    I kinda like it, as long as I can choose what I want backed up.
  • Reply 12 of 17
    kickahakickaha Posts: 8,760member
    Yup, that was mentioned too - you can specify folders (files?) to be exempt.
  • Reply 13 of 17
    placeboplacebo Posts: 5,767member
    Yeah, that's good, I'm not completely fascinated in hundreds of days of System folder... though come to think of it, that could come in handy.
  • Reply 14 of 17
    kickahakickaha Posts: 8,760member
    Yeah, especially since they aren't supposed to change.



    "Show me the latest change to /System... uh... I didn't update that day... er... problem?"
  • Reply 15 of 17
    From Apple's site: (http://www.apple.com/macosx/leopard/timemachine.html)
    You back up your system regularly, right? Well, you would. If you had a better way to do it. With Mac OS X Leopard and Time Machine, not only can you back up and preserve everything on your Mac ? including priceless digital photos, music, movies, and documents ? without lifting a finger, you can go back in time to recover anything you?ve ever backed up.





    Set it, then forget it

    The first time you attach an external drive to a Mac running Mac OS X Leopard, Time Machine asks if you?d like to back up to that drive. Set up the drive and Time Machine takes care of everything else, automatically, in the background, so you can get on with your digital life.



    Back up everything

    Right from the start, Time Machine in Mac OS X Leopard makes a complete backup of all the files on your system. That includes your system files, applications, accounts, preferences, music, photos, movies, documents ? everything you keep on your Mac. As you make changes, Time Machine only backs up what changes, all the while maintaining a comprehensive layout of your system.

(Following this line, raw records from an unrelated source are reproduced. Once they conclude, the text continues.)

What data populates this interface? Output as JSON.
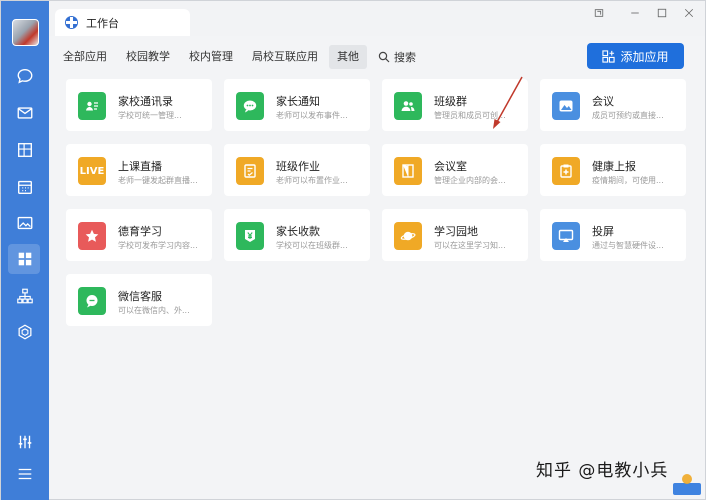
{
  "window": {
    "tab_title": "工作台",
    "controls": [
      "pin-icon",
      "minimize-icon",
      "maximize-icon",
      "close-icon"
    ]
  },
  "sidebar": {
    "items": [
      {
        "icon": "chat-icon"
      },
      {
        "icon": "mail-icon"
      },
      {
        "icon": "document-icon"
      },
      {
        "icon": "calendar-icon"
      },
      {
        "icon": "image-icon"
      },
      {
        "icon": "grid-icon",
        "active": true
      },
      {
        "icon": "org-chart-icon"
      },
      {
        "icon": "cube-icon"
      }
    ],
    "bottom": [
      {
        "icon": "sliders-icon"
      },
      {
        "icon": "menu-icon"
      }
    ]
  },
  "nav": {
    "tabs": [
      "全部应用",
      "校园教学",
      "校内管理",
      "局校互联应用",
      "其他"
    ],
    "active_tab": "其他",
    "search_label": "搜索"
  },
  "add_button": {
    "label": "添加应用"
  },
  "apps": [
    {
      "title": "家校通讯录",
      "desc": "学校可统一管理...",
      "color": "#2eb85c",
      "icon": "contact-card-icon"
    },
    {
      "title": "家长通知",
      "desc": "老师可以发布事件...",
      "color": "#2eb85c",
      "icon": "chat-bubble-icon"
    },
    {
      "title": "班级群",
      "desc": "管理员和成员可创...",
      "color": "#2eb85c",
      "icon": "people-icon"
    },
    {
      "title": "会议",
      "desc": "成员可预约或直接...",
      "color": "#4a8fe0",
      "icon": "mountain-icon"
    },
    {
      "title": "上课直播",
      "desc": "老师一键发起群直播...",
      "color": "#f0a926",
      "icon": "live-badge-icon",
      "icon_text": "LIVE"
    },
    {
      "title": "班级作业",
      "desc": "老师可以布置作业...",
      "color": "#f0a926",
      "icon": "homework-icon"
    },
    {
      "title": "会议室",
      "desc": "管理企业内部的会...",
      "color": "#f0a926",
      "icon": "door-icon"
    },
    {
      "title": "健康上报",
      "desc": "疫情期间，可使用...",
      "color": "#f0a926",
      "icon": "health-clipboard-icon"
    },
    {
      "title": "德育学习",
      "desc": "学校可发布学习内容...",
      "color": "#e85a5a",
      "icon": "star-icon"
    },
    {
      "title": "家长收款",
      "desc": "学校可以在班级群...",
      "color": "#2eb85c",
      "icon": "yuan-icon"
    },
    {
      "title": "学习园地",
      "desc": "可以在这里学习知...",
      "color": "#f0a926",
      "icon": "planet-icon"
    },
    {
      "title": "投屏",
      "desc": "通过与智慧硬件设...",
      "color": "#4a8fe0",
      "icon": "cast-screen-icon"
    },
    {
      "title": "微信客服",
      "desc": "可以在微信内、外...",
      "color": "#2eb85c",
      "icon": "wechat-service-icon"
    }
  ],
  "watermark": {
    "text": "知乎 @电教小兵"
  }
}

That way, Time Machine minimizes the space required on your backup device. Since backups are stored on your device by date, you can browse through your entire system as it appeared on any date. And that?s what makes Time Machine different from any backup application you?ve ever tried.



    Go back in time

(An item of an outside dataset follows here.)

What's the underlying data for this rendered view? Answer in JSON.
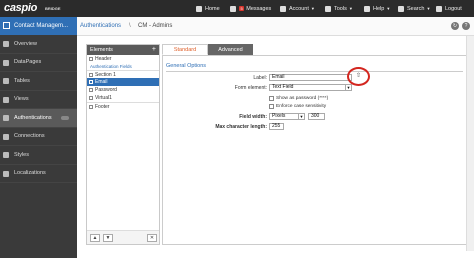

    With Time Machine, you can restore your whole system from any past backups and peruse the past with ease. Can?t find a file you want? Enter Time Machine?s time-based browser to see a snapshot of how your entire system looked on any given day ? file by file. When you find the file you want, just select it and restore it. Time Machine brings it into the present. You can do the same with a group of files, whole folders, even your entire system. With a single click.
  • Reply 16 of 17
    dfilerdfiler Posts: 3,420member
    Quote:
    Originally Posted by Kickaha


    No idea on compression - I use a rotating fileset with rsync and hard links, and backup an 80GB drive to... an 80GB drive. Works well for up to about 10 sets. Most likely you can set the rolloff point, or it'll just silently remove the oldest (or maybe give it greater granularity?) when space gets tight.



    rsync is mind-bogglingly powerful isn't it? We use it and hardlinks to back up our linux servers.



    Only the modified blocks of files need to be written over the network. Given our usage patterns, a week's worth of daily snapshots need only 1.5 times the space of the original data. The data is uncompressed and access to it is just as quick as for "real" files. Once we realized this, we decided to go for hourly backups as well. With 24 hourly snapshots from the previous 24 hours, we still use less than 2x the storage as the live data.



    I can't wait to find out what apple's implementation is based on (if anything). I'm guessing that time machine is built atop a couple mature/legacy command line utilities...
  • Reply 17 of 17
    I'd definitely back up to an external drive in case of mechanical failure of your primary drive. Then Time Machine should work wonders for restoration.
Sign In or Register to comment.